**Task to complete:** The full listing, copied exactly and free of pictures, is the expected reply.

**Source data:**

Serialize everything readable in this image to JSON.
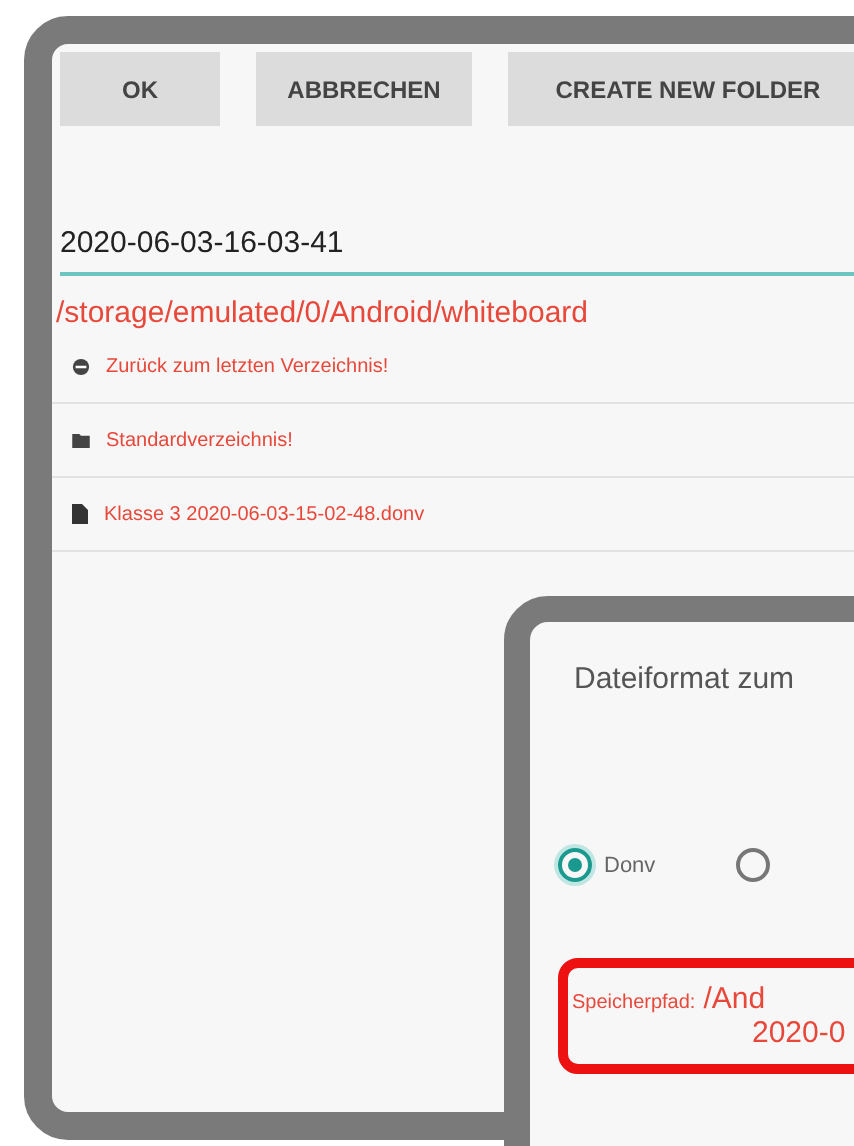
{
  "file_dialog": {
    "buttons": [
      "OK",
      "ABBRECHEN",
      "CREATE NEW FOLDER"
    ],
    "filename": {
      "value": "2020-06-03-16-03-41"
    },
    "path": "/storage/emulated/0/Android/whiteboard",
    "items": [
      {
        "kind": "back",
        "label": "Zurück zum letzten Verzeichnis!"
      },
      {
        "kind": "folder",
        "label": "Standardverzeichnis!"
      },
      {
        "kind": "file",
        "label": "Klasse 3 2020-06-03-15-02-48.donv"
      }
    ]
  },
  "format_dialog": {
    "title": "Dateiformat zum",
    "options": [
      {
        "label": "Donv",
        "selected": true
      },
      {
        "selected": false
      }
    ],
    "save_path": {
      "label": "Speicherpfad:",
      "value": "/And",
      "value_line_2": "2020-0"
    }
  }
}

**Exercise response:**
Serialize everything readable in this image to JSON.
{
  "file_dialog": {
    "buttons": [
      "OK",
      "ABBRECHEN",
      "CREATE NEW FOLDER"
    ],
    "filename": {
      "value": "2020-06-03-16-03-41"
    },
    "path": "/storage/emulated/0/Android/whiteboard",
    "items": [
      {
        "kind": "back",
        "label": "Zurück zum letzten Verzeichnis!"
      },
      {
        "kind": "folder",
        "label": "Standardverzeichnis!"
      },
      {
        "kind": "file",
        "label": "Klasse 3 2020-06-03-15-02-48.donv"
      }
    ]
  },
  "format_dialog": {
    "title": "Dateiformat zum",
    "options": [
      {
        "label": "Donv",
        "selected": true
      },
      {
        "selected": false
      }
    ],
    "save_path": {
      "label": "Speicherpfad:",
      "value": "/And",
      "value_line_2": "2020-0"
    }
  }
}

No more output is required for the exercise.